Once the images are removed, repeat all of the entries exactly.

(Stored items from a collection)
——

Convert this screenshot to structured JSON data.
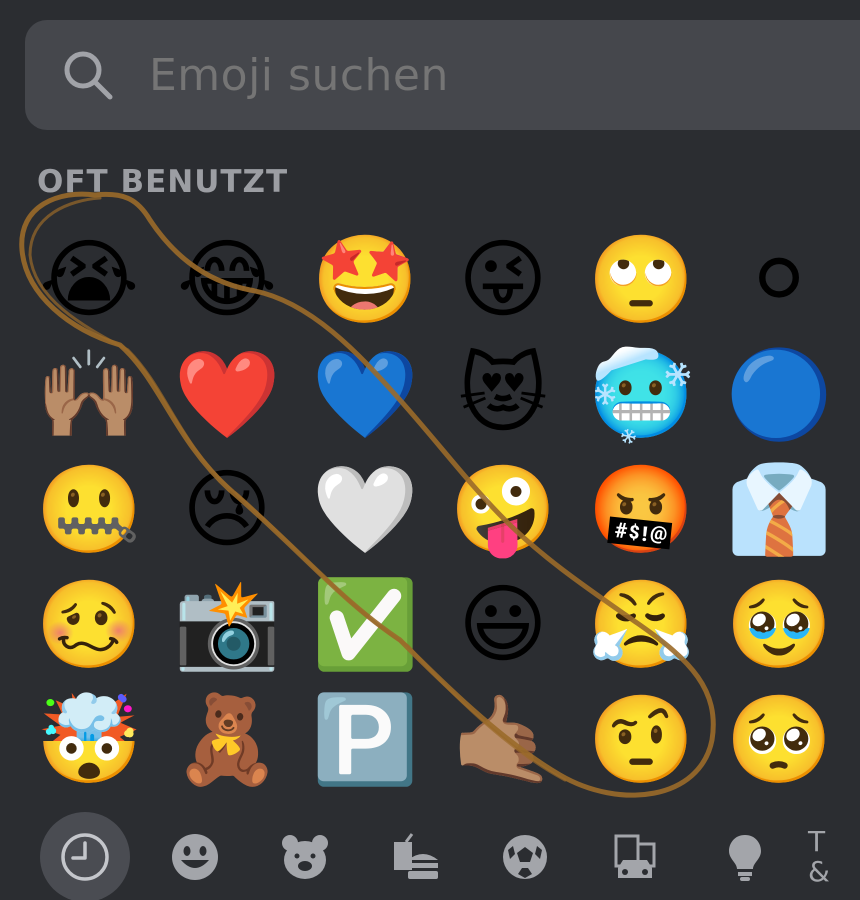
{
  "search": {
    "placeholder": "Emoji suchen",
    "icon": "search-icon"
  },
  "section": {
    "title": "OFT BENUTZT"
  },
  "emojis": [
    {
      "char": "😭",
      "name": "loudly-crying-face"
    },
    {
      "char": "😂",
      "name": "face-with-tears-of-joy"
    },
    {
      "char": "🤩",
      "name": "star-struck"
    },
    {
      "char": "😜",
      "name": "winking-face-with-tongue"
    },
    {
      "char": "🙄",
      "name": "face-with-rolling-eyes"
    },
    {
      "char": "⚪",
      "name": "white-circle"
    },
    {
      "char": "🙌🏽",
      "name": "raising-hands"
    },
    {
      "char": "❤️",
      "name": "red-heart"
    },
    {
      "char": "💙",
      "name": "blue-heart"
    },
    {
      "char": "😻",
      "name": "smiling-cat-with-heart-eyes"
    },
    {
      "char": "🥶",
      "name": "cold-face"
    },
    {
      "char": "🔵",
      "name": "blue-circle"
    },
    {
      "char": "🤐",
      "name": "zipper-mouth-face"
    },
    {
      "char": "😢",
      "name": "crying-face"
    },
    {
      "char": "🤍",
      "name": "white-heart"
    },
    {
      "char": "🤪",
      "name": "zany-face"
    },
    {
      "char": "🤬",
      "name": "face-with-symbols-on-mouth"
    },
    {
      "char": "👔",
      "name": "necktie"
    },
    {
      "char": "🥴",
      "name": "woozy-face"
    },
    {
      "char": "📸",
      "name": "camera-with-flash"
    },
    {
      "char": "✅",
      "name": "check-mark-button"
    },
    {
      "char": "😃",
      "name": "grinning-face-with-big-eyes"
    },
    {
      "char": "😤",
      "name": "face-with-steam-from-nose"
    },
    {
      "char": "🥹",
      "name": "face-holding-back-tears"
    },
    {
      "char": "🤯",
      "name": "exploding-head"
    },
    {
      "char": "🧸",
      "name": "teddy-bear"
    },
    {
      "char": "🅿️",
      "name": "p-button"
    },
    {
      "char": "🤙🏽",
      "name": "call-me-hand"
    },
    {
      "char": "🤨",
      "name": "face-with-raised-eyebrow"
    },
    {
      "char": "🥺",
      "name": "pleading-face"
    }
  ],
  "categories": [
    {
      "icon": "clock-icon",
      "label": "Oft benutzt",
      "active": true
    },
    {
      "icon": "smiley-icon",
      "label": "Smileys & Personen",
      "active": false
    },
    {
      "icon": "bear-icon",
      "label": "Tiere & Natur",
      "active": false
    },
    {
      "icon": "food-icon",
      "label": "Essen & Trinken",
      "active": false
    },
    {
      "icon": "soccer-ball-icon",
      "label": "Aktivität",
      "active": false
    },
    {
      "icon": "car-building-icon",
      "label": "Reisen & Orte",
      "active": false
    },
    {
      "icon": "lightbulb-icon",
      "label": "Objekte",
      "active": false
    },
    {
      "icon": "symbols-icon",
      "label": "Symbole",
      "active": false
    }
  ],
  "symbols_glyph": {
    "line1": "T",
    "line2": "&"
  },
  "colors": {
    "background": "#2b2d31",
    "search_background": "#45474c",
    "text_muted": "#9c9ea3",
    "annotation_stroke": "#9a6a2a"
  }
}
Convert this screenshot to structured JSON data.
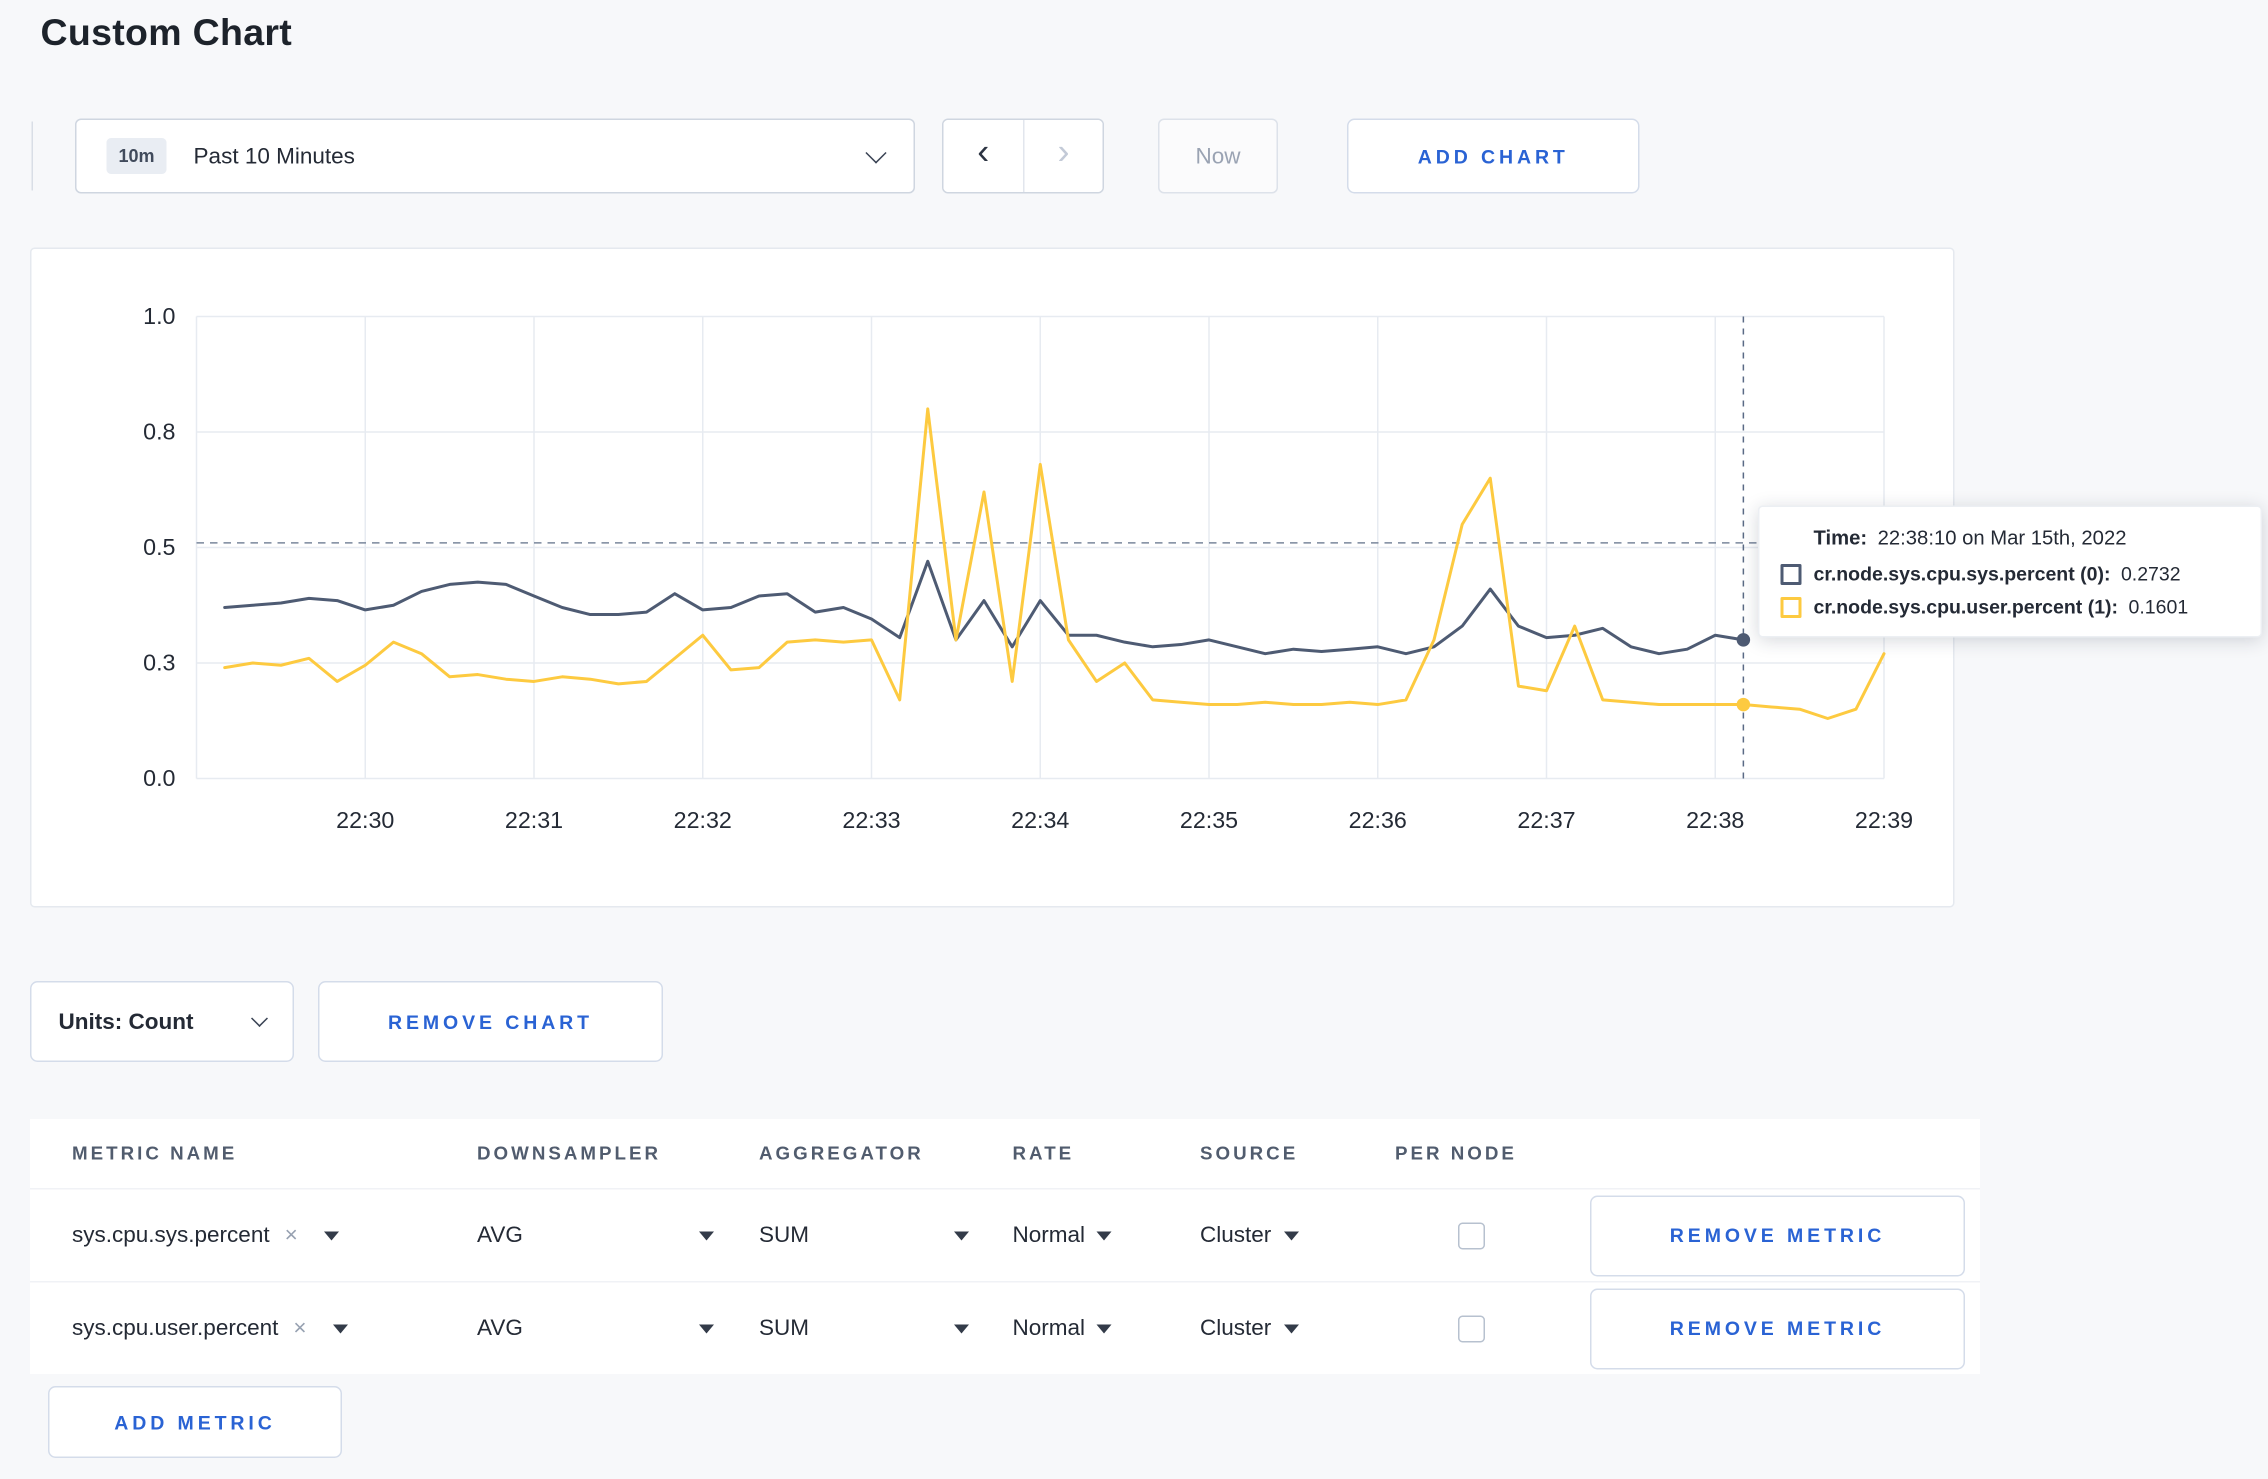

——

**COMPLETED TASK**
Convert this screenshot to structured JSON data.
{
  "search": {
    "placeholder": "Emoji suchen",
    "icon": "search-icon"
  },
  "section": {
    "title": "OFT BENUTZT"
  },
  "emojis": [
    {
      "char": "😭",
      "name": "loudly-crying-face"
    },
    {
      "char": "😂",
      "name": "face-with-tears-of-joy"
    },
    {
      "char": "🤩",
      "name": "star-struck"
    },
    {
      "char": "😜",
      "name": "winking-face-with-tongue"
    },
    {
      "char": "🙄",
      "name": "face-with-rolling-eyes"
    },
    {
      "char": "⚪",
      "name": "white-circle"
    },
    {
      "char": "🙌🏽",
      "name": "raising-hands"
    },
    {
      "char": "❤️",
      "name": "red-heart"
    },
    {
      "char": "💙",
      "name": "blue-heart"
    },
    {
      "char": "😻",
      "name": "smiling-cat-with-heart-eyes"
    },
    {
      "char": "🥶",
      "name": "cold-face"
    },
    {
      "char": "🔵",
      "name": "blue-circle"
    },
    {
      "char": "🤐",
      "name": "zipper-mouth-face"
    },
    {
      "char": "😢",
      "name": "crying-face"
    },
    {
      "char": "🤍",
      "name": "white-heart"
    },
    {
      "char": "🤪",
      "name": "zany-face"
    },
    {
      "char": "🤬",
      "name": "face-with-symbols-on-mouth"
    },
    {
      "char": "👔",
      "name": "necktie"
    },
    {
      "char": "🥴",
      "name": "woozy-face"
    },
    {
      "char": "📸",
      "name": "camera-with-flash"
    },
    {
      "char": "✅",
      "name": "check-mark-button"
    },
    {
      "char": "😃",
      "name": "grinning-face-with-big-eyes"
    },
    {
      "char": "😤",
      "name": "face-with-steam-from-nose"
    },
    {
      "char": "🥹",
      "name": "face-holding-back-tears"
    },
    {
      "char": "🤯",
      "name": "exploding-head"
    },
    {
      "char": "🧸",
      "name": "teddy-bear"
    },
    {
      "char": "🅿️",
      "name": "p-button"
    },
    {
      "char": "🤙🏽",
      "name": "call-me-hand"
    },
    {
      "char": "🤨",
      "name": "face-with-raised-eyebrow"
    },
    {
      "char": "🥺",
      "name": "pleading-face"
    }
  ],
  "categories": [
    {
      "icon": "clock-icon",
      "label": "Oft benutzt",
      "active": true
    },
    {
      "icon": "smiley-icon",
      "label": "Smileys & Personen",
      "active": false
    },
    {
      "icon": "bear-icon",
      "label": "Tiere & Natur",
      "active": false
    },
    {
      "icon": "food-icon",
      "label": "Essen & Trinken",
      "active": false
    },
    {
      "icon": "soccer-ball-icon",
      "label": "Aktivität",
      "active": false
    },
    {
      "icon": "car-building-icon",
      "label": "Reisen & Orte",
      "active": false
    },
    {
      "icon": "lightbulb-icon",
      "label": "Objekte",
      "active": false
    },
    {
      "icon": "symbols-icon",
      "label": "Symbole",
      "active": false
    }
  ],
  "symbols_glyph": {
    "line1": "T",
    "line2": "&"
  },
  "colors": {
    "background": "#2b2d31",
    "search_background": "#45474c",
    "text_muted": "#9c9ea3",
    "annotation_stroke": "#9a6a2a"
  }
}
Convert this screenshot to structured JSON data.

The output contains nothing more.